Once again, divine providence (inspiration.) I can recall sitting in my cubicle at my day job some years ago. I was finishing up another novel and wondering what my next suspense book would be. The title Darkroom came to mind. I thought, What a cool double-entendre! This was not something I sat and thought about for hours, it just fell into my mind while I was probably thinking about a hundred other things — as though someone suggested it to me. In fact, I do believe it was from above.
So I went on to figure out what kind of premise would match a title Darkroom. I had some old fashioned photography experience when I was in junior high school, and I remembered how the hairs on my neck and scalp would prickle every time an image would come up under the developing solution in our makeshift darkroom. At first, it looked like a negative, and the people looked like ghosts. Eventually, everything cleared up and looked normal. But I never forgot that eerie sensation.
As I thought about that title, the premise arose. What if someone could see things clairvoyantly in the images they develop in the darkroom? Things that the human eye could not see, but revealed things. Terrible things. I loved the premise and filed it away in the back of my mind, because in that same year, my mother-in-law passed away, and after working at my day job for nearly 10 years, my entire department was outsourced to an offshore operation. I found myself without a job. But this became a time of rebirth, and from it, with the inspiration of my beautiful muse, and the love of my life (my bride), Darkroom was born.
Do you have more books coming out soon?

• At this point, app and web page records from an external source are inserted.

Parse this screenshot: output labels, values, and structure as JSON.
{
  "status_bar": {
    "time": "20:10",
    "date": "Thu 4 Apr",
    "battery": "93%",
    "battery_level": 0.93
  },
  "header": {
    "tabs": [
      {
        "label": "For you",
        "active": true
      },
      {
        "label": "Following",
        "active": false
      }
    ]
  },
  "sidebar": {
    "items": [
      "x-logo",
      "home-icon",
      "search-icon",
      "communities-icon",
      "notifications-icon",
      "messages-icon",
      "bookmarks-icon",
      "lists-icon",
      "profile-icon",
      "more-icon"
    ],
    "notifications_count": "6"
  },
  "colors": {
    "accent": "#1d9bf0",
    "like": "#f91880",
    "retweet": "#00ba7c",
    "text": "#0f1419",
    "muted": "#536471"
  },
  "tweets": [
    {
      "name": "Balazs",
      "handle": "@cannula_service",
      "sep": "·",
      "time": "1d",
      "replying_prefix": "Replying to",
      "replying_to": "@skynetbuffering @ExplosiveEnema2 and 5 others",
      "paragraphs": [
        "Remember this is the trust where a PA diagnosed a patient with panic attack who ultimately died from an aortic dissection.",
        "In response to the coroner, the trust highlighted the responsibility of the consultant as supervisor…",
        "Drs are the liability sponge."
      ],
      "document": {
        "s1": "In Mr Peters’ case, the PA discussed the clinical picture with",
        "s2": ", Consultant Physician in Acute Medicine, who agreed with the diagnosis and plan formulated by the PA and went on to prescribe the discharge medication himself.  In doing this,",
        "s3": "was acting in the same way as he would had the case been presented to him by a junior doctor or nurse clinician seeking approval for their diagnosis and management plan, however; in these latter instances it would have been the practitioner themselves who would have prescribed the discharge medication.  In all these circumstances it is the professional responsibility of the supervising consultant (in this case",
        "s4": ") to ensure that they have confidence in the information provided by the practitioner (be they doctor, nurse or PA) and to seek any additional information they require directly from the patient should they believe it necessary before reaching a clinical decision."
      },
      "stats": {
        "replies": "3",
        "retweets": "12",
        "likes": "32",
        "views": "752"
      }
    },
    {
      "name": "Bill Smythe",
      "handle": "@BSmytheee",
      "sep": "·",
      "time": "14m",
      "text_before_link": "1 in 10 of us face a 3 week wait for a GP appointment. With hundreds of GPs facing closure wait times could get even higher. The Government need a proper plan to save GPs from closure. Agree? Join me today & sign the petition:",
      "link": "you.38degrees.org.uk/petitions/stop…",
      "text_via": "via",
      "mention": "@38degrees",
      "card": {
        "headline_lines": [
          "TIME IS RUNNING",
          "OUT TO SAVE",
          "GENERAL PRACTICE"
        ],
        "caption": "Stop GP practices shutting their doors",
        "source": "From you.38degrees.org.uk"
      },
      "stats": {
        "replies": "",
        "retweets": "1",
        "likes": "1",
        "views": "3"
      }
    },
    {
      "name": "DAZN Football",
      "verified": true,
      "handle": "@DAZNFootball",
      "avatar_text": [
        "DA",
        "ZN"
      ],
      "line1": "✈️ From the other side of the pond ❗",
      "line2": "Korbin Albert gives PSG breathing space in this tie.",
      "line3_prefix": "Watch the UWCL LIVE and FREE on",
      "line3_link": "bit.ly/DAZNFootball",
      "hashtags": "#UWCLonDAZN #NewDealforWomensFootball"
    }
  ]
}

As long as The Lord gives me strength, breath, and favor, I will always have another book coming out. I hope we’ll see some more in the Fall of 2012.
Thank you again for this interview, Joshua. Do you have any final words?
There are many reasons why you may be tempted to think negative thoughts about the world in which we live, what with the economy, the precarious global political situations, etc. But I would like to challenge you not to give in to gloom and doom, or complaining. For all of history, as a wise ancient king once said, “there is nothing new under the sun.” People have always had a choice: be a victim, or take responsibility for your life. I believe that no matter what the circumstance, no matter your belief, you always have a choice. And that choice will affect your thoughts, your words, your actions, your habits, your character, and ultimately your destiny.
I am so blessed that during my darkest days, my family and dear friends from church would not allow me to think or speak negativity into my life. They knew very well how anyone might think or speak that way, given my circumstances. But they also knew too well how doing so would directly affect my destiny. So they encouraged me to anchor my hope and future to the promises of God in His word (the Bible). I made that choice — more of a commitment — and that choice dictated my beliefs, thoughts and actions. I hope you’ll consider what your anchor is, and how certain you are of its ability to direct your future.
If you’d like to discuss this further, I welcome your feedback. Please contact me on my website or facebook. www.joshua-graham.com/contact.